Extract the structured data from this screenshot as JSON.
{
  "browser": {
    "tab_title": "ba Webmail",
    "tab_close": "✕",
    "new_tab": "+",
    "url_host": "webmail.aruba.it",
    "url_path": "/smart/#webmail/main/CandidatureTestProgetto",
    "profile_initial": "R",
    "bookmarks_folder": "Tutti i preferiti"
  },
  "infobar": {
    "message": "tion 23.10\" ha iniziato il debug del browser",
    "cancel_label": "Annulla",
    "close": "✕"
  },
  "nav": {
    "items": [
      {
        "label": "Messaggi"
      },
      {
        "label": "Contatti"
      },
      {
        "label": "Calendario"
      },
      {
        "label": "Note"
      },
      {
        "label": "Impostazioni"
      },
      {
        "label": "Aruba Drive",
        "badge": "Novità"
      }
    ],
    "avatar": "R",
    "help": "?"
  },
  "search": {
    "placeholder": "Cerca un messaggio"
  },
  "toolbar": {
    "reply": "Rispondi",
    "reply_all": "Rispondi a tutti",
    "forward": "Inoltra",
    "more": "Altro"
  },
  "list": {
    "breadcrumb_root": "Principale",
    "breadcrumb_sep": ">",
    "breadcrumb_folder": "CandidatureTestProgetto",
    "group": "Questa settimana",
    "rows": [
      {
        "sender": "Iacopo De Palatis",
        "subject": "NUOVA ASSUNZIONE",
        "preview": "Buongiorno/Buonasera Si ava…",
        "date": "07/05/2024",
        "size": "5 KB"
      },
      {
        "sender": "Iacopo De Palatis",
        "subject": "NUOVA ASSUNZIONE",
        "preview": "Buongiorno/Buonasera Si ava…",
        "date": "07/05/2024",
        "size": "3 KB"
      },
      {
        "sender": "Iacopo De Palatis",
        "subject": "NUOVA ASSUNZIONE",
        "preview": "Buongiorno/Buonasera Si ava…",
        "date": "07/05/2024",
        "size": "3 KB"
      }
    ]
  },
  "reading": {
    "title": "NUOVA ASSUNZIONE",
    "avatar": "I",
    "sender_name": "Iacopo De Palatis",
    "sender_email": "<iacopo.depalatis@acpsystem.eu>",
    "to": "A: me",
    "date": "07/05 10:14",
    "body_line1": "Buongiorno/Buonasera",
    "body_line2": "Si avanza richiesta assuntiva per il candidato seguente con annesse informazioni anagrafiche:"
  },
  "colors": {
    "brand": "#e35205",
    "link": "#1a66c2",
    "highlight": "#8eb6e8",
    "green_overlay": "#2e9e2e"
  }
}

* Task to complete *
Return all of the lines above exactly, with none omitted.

* Problem solution *
Extract the structured data from this screenshot as JSON.
{
  "browser": {
    "tab_title": "ba Webmail",
    "tab_close": "✕",
    "new_tab": "+",
    "url_host": "webmail.aruba.it",
    "url_path": "/smart/#webmail/main/CandidatureTestProgetto",
    "profile_initial": "R",
    "bookmarks_folder": "Tutti i preferiti"
  },
  "infobar": {
    "message": "tion 23.10\" ha iniziato il debug del browser",
    "cancel_label": "Annulla",
    "close": "✕"
  },
  "nav": {
    "items": [
      {
        "label": "Messaggi"
      },
      {
        "label": "Contatti"
      },
      {
        "label": "Calendario"
      },
      {
        "label": "Note"
      },
      {
        "label": "Impostazioni"
      },
      {
        "label": "Aruba Drive",
        "badge": "Novità"
      }
    ],
    "avatar": "R",
    "help": "?"
  },
  "search": {
    "placeholder": "Cerca un messaggio"
  },
  "toolbar": {
    "reply": "Rispondi",
    "reply_all": "Rispondi a tutti",
    "forward": "Inoltra",
    "more": "Altro"
  },
  "list": {
    "breadcrumb_root": "Principale",
    "breadcrumb_sep": ">",
    "breadcrumb_folder": "CandidatureTestProgetto",
    "group": "Questa settimana",
    "rows": [
      {
        "sender": "Iacopo De Palatis",
        "subject": "NUOVA ASSUNZIONE",
        "preview": "Buongiorno/Buonasera Si ava…",
        "date": "07/05/2024",
        "size": "5 KB"
      },
      {
        "sender": "Iacopo De Palatis",
        "subject": "NUOVA ASSUNZIONE",
        "preview": "Buongiorno/Buonasera Si ava…",
        "date": "07/05/2024",
        "size": "3 KB"
      },
      {
        "sender": "Iacopo De Palatis",
        "subject": "NUOVA ASSUNZIONE",
        "preview": "Buongiorno/Buonasera Si ava…",
        "date": "07/05/2024",
        "size": "3 KB"
      }
    ]
  },
  "reading": {
    "title": "NUOVA ASSUNZIONE",
    "avatar": "I",
    "sender_name": "Iacopo De Palatis",
    "sender_email": "<iacopo.depalatis@acpsystem.eu>",
    "to": "A: me",
    "date": "07/05 10:14",
    "body_line1": "Buongiorno/Buonasera",
    "body_line2": "Si avanza richiesta assuntiva per il candidato seguente con annesse informazioni anagrafiche:"
  },
  "colors": {
    "brand": "#e35205",
    "link": "#1a66c2",
    "highlight": "#8eb6e8",
    "green_overlay": "#2e9e2e"
  }
}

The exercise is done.